- Harrison 2002, pp. 276–277: "The Greeks belonged to the community of the Orthodox subjects of the Sultan. But within that larger unity they formed a self-conscious group marked off from their fellow Orthodox by language and culture and by a tradition of education never entirely interrupted, which maintained their Greek identity."
- Volkan & Itzkowitz 1994, p. 85: "While living as a millet under the Ottoman Empire they retained their own religion, customs, and language, and the 'Greeks became the most important non-Turkish element in the Ottoman Empire'."
- Kakavas 2002, p. 29: "All the peoples belonging to the flock of the Ecumenical Patriarchate declared themselves Graikoi (Greeks) or Romaioi (Romans - Rums)."

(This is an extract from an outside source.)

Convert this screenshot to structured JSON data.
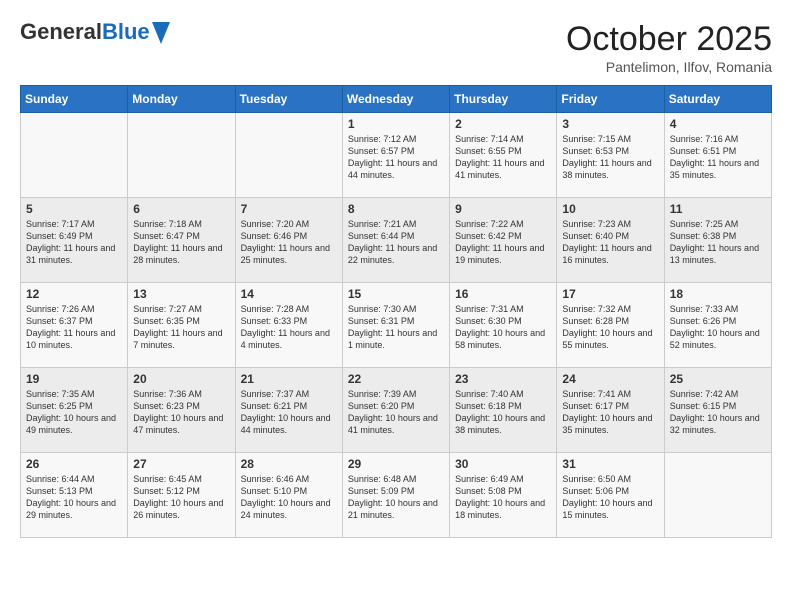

- Institute for Neohellenic Research 2005, p. 8: "The people we have named as Greeks (Hellenes in the Greek language) would not describe themselves as such – they are generally known as Romioi and Graikoi – but according to their context the meaning of these words broadens to include or exclude population groups of another language and, at the same time, ethnicity."
- Hopf 1873, "Epistola Theodori Zygomalae", p. 236: "...ησάν ποτε κύριοι Αθηνών, και ενωτίζοντο, ότι η νέων Ρωμαίων είτε Γραικών βασιλεία ασθενείν άρχεται..."
- Bator & Rothero 2000, p. 42: "When such a son became sultan, his slave mother would become the most powerful woman in the Ottoman Empire. The Greek slave Kosem earned this distinction."
- Akçam, Taner (2006). A Shameful Act: The Armenian Genocide and the Question of Turkish Responsibility. New York, New York: Metropolitan Books. ISBN 0-8050-7932-7.
- Alaux, Louis-Paul; Puaux, René (1916). Le Déclin de l’Hellénisme. Paris, France: Librairie Payot & Cie.
- Bator, Robert; Rothero, Chris (2000). Daily Life in Ancient and Modern Istanbul. Minneapolis, Minnesota: Runestone Press. ISBN 0-8225-3217-4.
- Harrison, Thomas (2002). Greeks and Barbarians. New York, New York: Routledge. ISBN 0-415-93958-5.
- Hopf, Carl Hermann Friedrich Johann (1873). Chroniques Gréco-Romanes Inédites ou peu Connues. Berlin, Germany: Librairie de Weidmann.
- Institute for Neohellenic Research (2005). The Historical Review II. Athens, Greece: Institute for Neohellenic Research.
- Kakavas, George (2002). Post-Byzantium: The Greek Renaissance 15th-18th Century Treasures from the Byzantine & Christian Museum, Athens. Athens, Greece: Hellenic Ministry of Culture. ISBN 960-214-053-4.
- Lekka, Anastasia (2007). "Legislative Provisions of the Ottoman/Turkish Governments Regarding Minorities and Their Properties". Mediterranean Quarterly 18 (1): 135–154. doi:10.1215/10474552-2006-038.
- Roudometof, Victor; Robertson, Roland (2001). Nationalism, Globalization, and Orthodoxy: The Social Origins of Ethnic Conflict in the Balkans. Westport, Connecticut: Greenwood Publishing Group.
- Volkan, Vamik D.; Itzkowitz, Norman (1994). Turks and Greeks: Neighbours in Conflict. Huntingdon, United Kingdom: The Eothen Press. ISBN 0-906719-25-9.
- Gondicas, Dimitri; Issawi, Charles Philip, eds. (1999). Ottoman Greeks in the Age of Nationalism: Politics, Economy, and Society in the Nineteenth Century. Princeton, New Jersey: Darwin Press. ISBN 0-87850-096-0.
- Clogg, Richard (2004). I Kath’imas Anatoli: Studies in Ottoman Greek History. Istanbul, Turkey: The Isis Press.